  • Final year exam is an opportunity for a student to show his optimum calibre. It paves his future career both in academics and employment.

What next?

In future, if any State found it impossible to conduct the exams by September 30 and wanted to postpone them, it could apply to the UGC, which would consider the request and decide at the earliest, the court directed.

Relevance of DM Act in this pandemic:

Under the Act, the States and district authorities can frame their own rules on the basis of broad guidelines issued by the Home Ministry.

  1. The legal basis of the DM Act, is Entry 23, Concurrent List of the Constitution “Social security and social insurance”.
  2. Entry 29,Concurrent List “Prevention of the extension from one State to another of infectious or contagious diseases or pests affecting men, animals or plants,” can also be used for specific law making.

About the Disaster Management Act, 2005:

The stated object and purpose of the DM Act is to manage disasters, including preparation of mitigation strategies, capacity-building and more.

It came into force in India in January 2006.

  • The Act provides for “the effective management of disasters and for matters connected therewith or incidental thereto.”
  • The Act calls for the establishment of National Disaster Management Authority (NDMA),with the Prime Minister of India as chairperson.
  • The Act enjoins the Central Government to Constitute a National Executive Committee (NEC) to assist the National Authority.
  • All State Governments are mandated to establish a State Disaster Management Authority (SDMA).

How does DMA empower the governments?

  • The law authorises the NDMA’s chairperson, the Prime Minister, to take decisions to deal with the pandemic, including deciding on relief for victims and special measures for the needy.
  • The state chief minister may also invoke special powers under the law for dealing with the pandemic.
  • The powers of the PM and CMs are the same under the law, except in case of Delhi, where the Lieutenant-Governor, has these powers.

InstaLinks:

Prelims Link:

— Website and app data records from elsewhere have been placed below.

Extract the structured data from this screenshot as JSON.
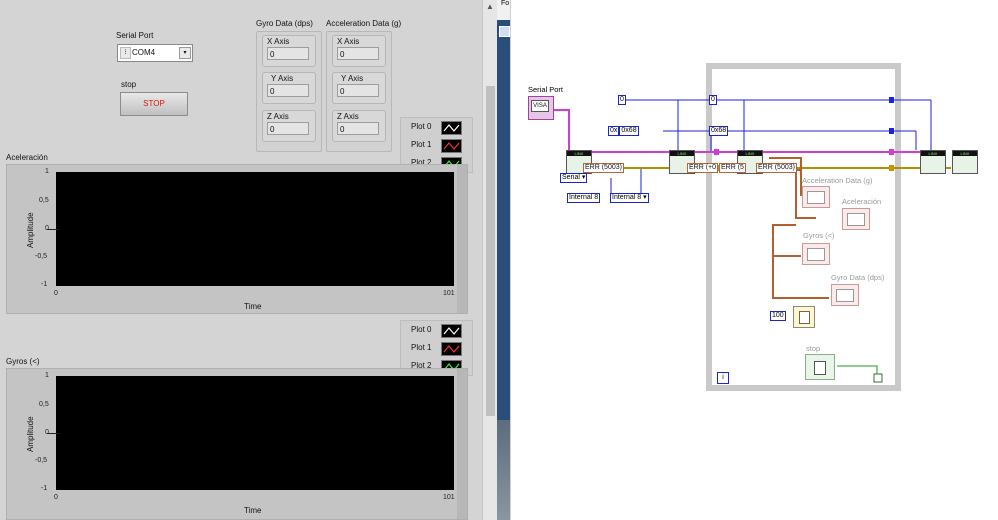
{
  "front_panel": {
    "serial_port": {
      "label": "Serial Port",
      "value": "COM4"
    },
    "stop": {
      "label": "stop",
      "button_text": "STOP"
    },
    "gyro": {
      "title": "Gyro  Data (dps)",
      "x_label": "X Axis",
      "x_value": "0",
      "y_label": "Y Axis",
      "y_value": "0",
      "z_label": "Z Axis",
      "z_value": "0"
    },
    "accel": {
      "title": "Acceleration Data (g)",
      "x_label": "X Axis",
      "x_value": "0",
      "y_label": "Y Axis",
      "y_value": "0",
      "z_label": "Z Axis",
      "z_value": "0"
    },
    "legend_top": [
      "Plot 0",
      "Plot 1",
      "Plot 2"
    ],
    "legend_bottom": [
      "Plot 0",
      "Plot 1",
      "Plot 2"
    ],
    "chart_top": {
      "title": "Aceleración",
      "ylabel": "Amplitude",
      "xlabel": "Time",
      "yticks": [
        "1",
        "0,5",
        "0",
        "-0,5",
        "-1"
      ],
      "xmin": "0",
      "xmax": "101"
    },
    "chart_bottom": {
      "title": "Gyros (<)",
      "ylabel": "Amplitude",
      "xlabel": "Time",
      "yticks": [
        "1",
        "0,5",
        "0",
        "-0,5",
        "-1"
      ],
      "xmin": "0",
      "xmax": "101"
    },
    "plot_colors": {
      "plot0": "#ffffff",
      "plot1": "#ff3030",
      "plot2": "#30ff30"
    }
  },
  "chart_data": [
    {
      "type": "line",
      "title": "Aceleración",
      "xlabel": "Time",
      "ylabel": "Amplitude",
      "xlim": [
        0,
        101
      ],
      "ylim": [
        -1,
        1
      ],
      "series": [
        {
          "name": "Plot 0",
          "values": []
        },
        {
          "name": "Plot 1",
          "values": []
        },
        {
          "name": "Plot 2",
          "values": []
        }
      ]
    },
    {
      "type": "line",
      "title": "Gyros (<)",
      "xlabel": "Time",
      "ylabel": "Amplitude",
      "xlim": [
        0,
        101
      ],
      "ylim": [
        -1,
        1
      ],
      "series": [
        {
          "name": "Plot 0",
          "values": []
        },
        {
          "name": "Plot 1",
          "values": []
        },
        {
          "name": "Plot 2",
          "values": []
        }
      ]
    }
  ],
  "block_diagram": {
    "serial_port_label": "Serial Port",
    "visa_label": "VISA",
    "serial_enum": "Serial",
    "internal_enum_1": "Internal 8",
    "internal_enum_2": "Internal 8",
    "const_0a": "0",
    "const_0b": "0",
    "hex_const_a": "0x68",
    "hex_const_b": "0x68",
    "hex_prefix": "0x",
    "err_1": "ERR (5003)",
    "err_2": "ERR (+0",
    "err_3": "ERR (5",
    "err_4": "ERR (5003)",
    "accel_indicator": "Acceleration Data (g)",
    "aceleracion_indicator": "Aceleración",
    "gyros_indicator": "Gyros (<)",
    "gyro_data_indicator": "Gyro  Data (dps)",
    "wait_const": "100",
    "stop_label": "stop",
    "loop_iter": "i",
    "linx_tag": "LINX",
    "tab_partial": "Fo"
  }
}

  1. What is DM Act?
  2. Bodies established under this act.
  3. Composition of NDMA.
  4. Powers of states and centre under DM act.
  5. What is a notified disaster?
  6. Functions of NDRF.

Mains Link:

Is the Disaster Management Act, 2005, ill-suited to be the main economic law of the country? Analyse the need for a pandemic law in the current situation facing the world.

Sources: the Hindu.